■ Exercise
Could you please find each line in the records that contains the word "icon" and copy it?

■ Given data
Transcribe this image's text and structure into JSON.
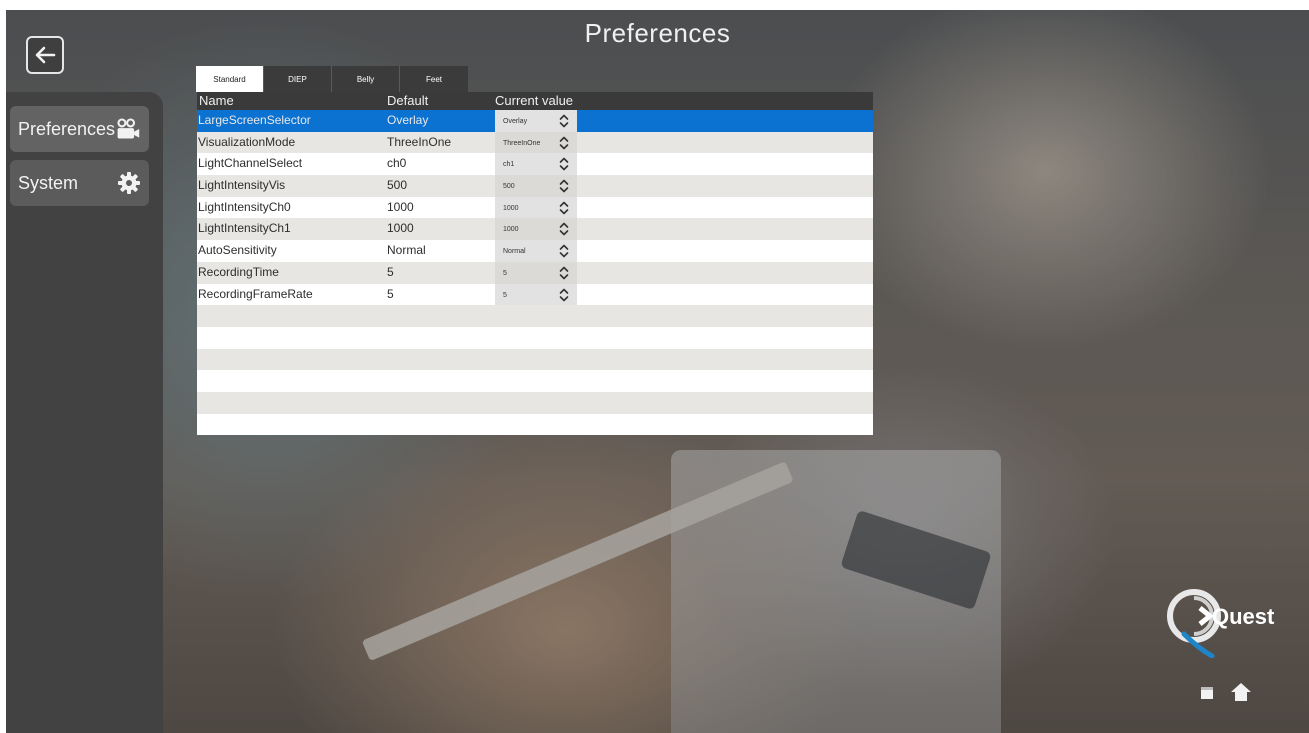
{
  "page_title": "Preferences",
  "sidebar": {
    "items": [
      {
        "label": "Preferences",
        "icon": "video-camera-icon",
        "active": true
      },
      {
        "label": "System",
        "icon": "gear-icon",
        "active": false
      }
    ]
  },
  "tabs": [
    {
      "label": "Standard",
      "active": true
    },
    {
      "label": "DIEP",
      "active": false
    },
    {
      "label": "Belly",
      "active": false
    },
    {
      "label": "Feet",
      "active": false
    }
  ],
  "table": {
    "headers": {
      "name": "Name",
      "default": "Default",
      "current": "Current value"
    },
    "rows": [
      {
        "name": "LargeScreenSelector",
        "default": "Overlay",
        "current": "Overlay",
        "selected": true
      },
      {
        "name": "VisualizationMode",
        "default": "ThreeInOne",
        "current": "ThreeInOne",
        "selected": false
      },
      {
        "name": "LightChannelSelect",
        "default": "ch0",
        "current": "ch1",
        "selected": false
      },
      {
        "name": "LightIntensityVis",
        "default": "500",
        "current": "500",
        "selected": false
      },
      {
        "name": "LightIntensityCh0",
        "default": "1000",
        "current": "1000",
        "selected": false
      },
      {
        "name": "LightIntensityCh1",
        "default": "1000",
        "current": "1000",
        "selected": false
      },
      {
        "name": "AutoSensitivity",
        "default": "Normal",
        "current": "Normal",
        "selected": false
      },
      {
        "name": "RecordingTime",
        "default": "5",
        "current": "5",
        "selected": false
      },
      {
        "name": "RecordingFrameRate",
        "default": "5",
        "current": "5",
        "selected": false
      }
    ]
  },
  "logo_text": "Quest",
  "colors": {
    "selection": "#0c72d1",
    "panel": "#424242",
    "header": "#3a3a3a"
  }
}
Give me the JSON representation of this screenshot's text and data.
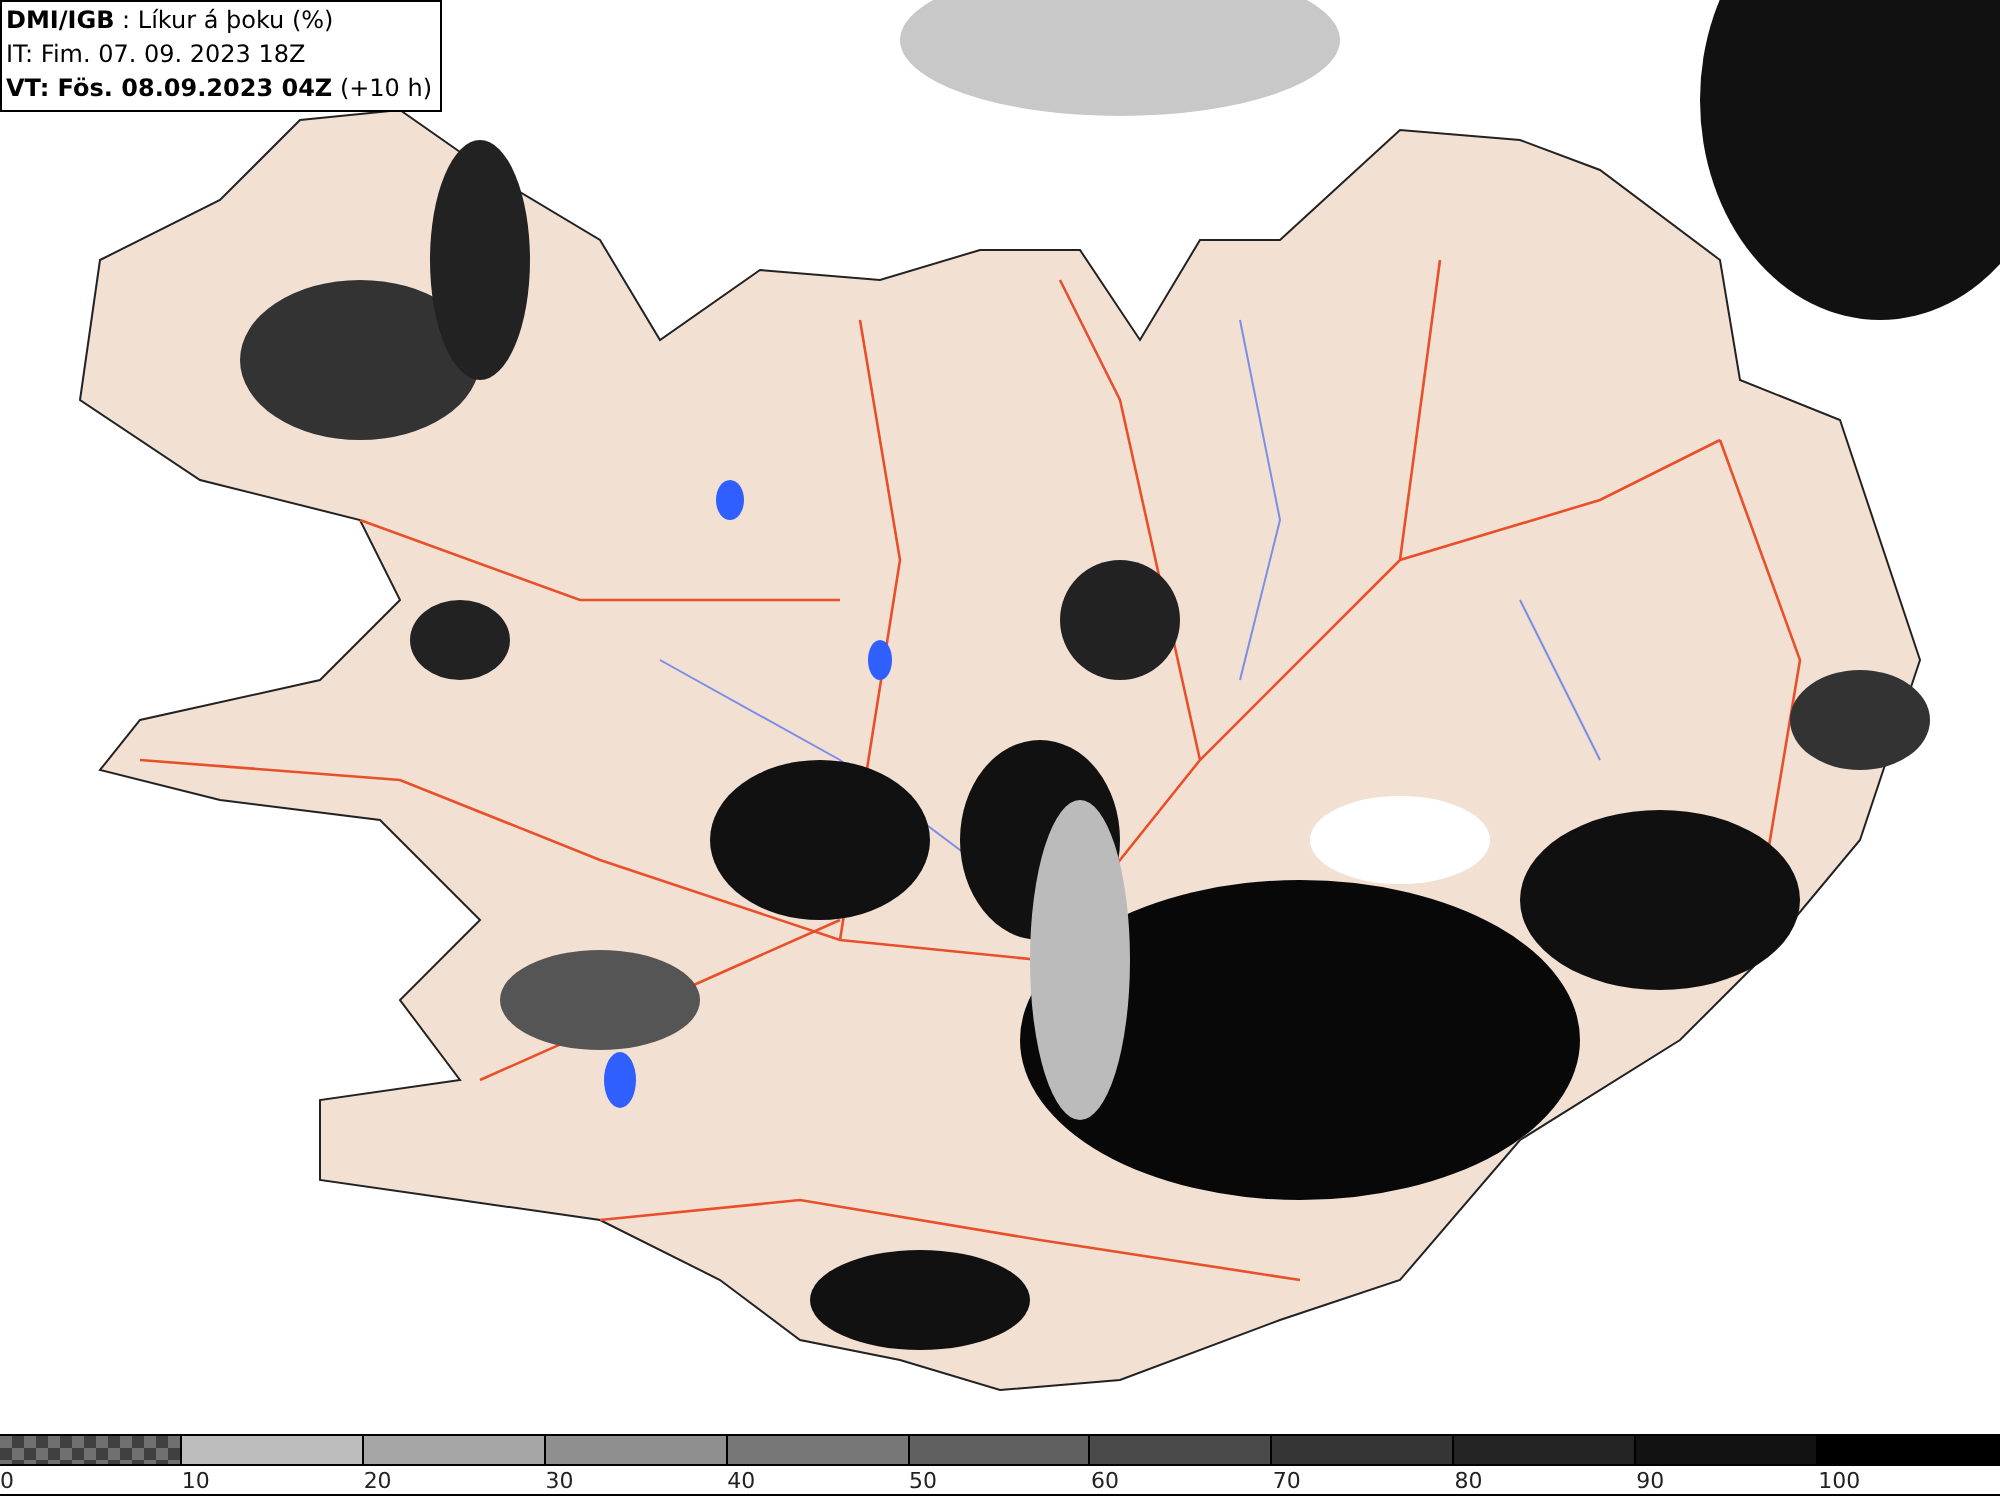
{
  "header": {
    "line_1": "**DMI/IGB** : Líkur á þoku (%)",
    "line_2": "IT: Fim. 07. 09. 2023 18Z",
    "line_3": "**VT: Fös. 08.09.2023 04Z** (+10 h)"
  },
  "legend": {
    "swatches": [
      {
        "kind": "checker"
      },
      {
        "kind": "solid",
        "color": "#bdbdbd"
      },
      {
        "kind": "solid",
        "color": "#a6a6a6"
      },
      {
        "kind": "solid",
        "color": "#8f8f8f"
      },
      {
        "kind": "solid",
        "color": "#777777"
      },
      {
        "kind": "solid",
        "color": "#606060"
      },
      {
        "kind": "solid",
        "color": "#4a4a4a"
      },
      {
        "kind": "solid",
        "color": "#353535"
      },
      {
        "kind": "solid",
        "color": "#232323"
      },
      {
        "kind": "solid",
        "color": "#121212"
      },
      {
        "kind": "solid",
        "color": "#000000"
      }
    ],
    "ticks": [
      "0",
      "10",
      "20",
      "30",
      "40",
      "50",
      "60",
      "70",
      "80",
      "90",
      "100"
    ]
  }
}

■ Written reply
        "icon": "video-camera-icon",
        "icon": "gear-icon",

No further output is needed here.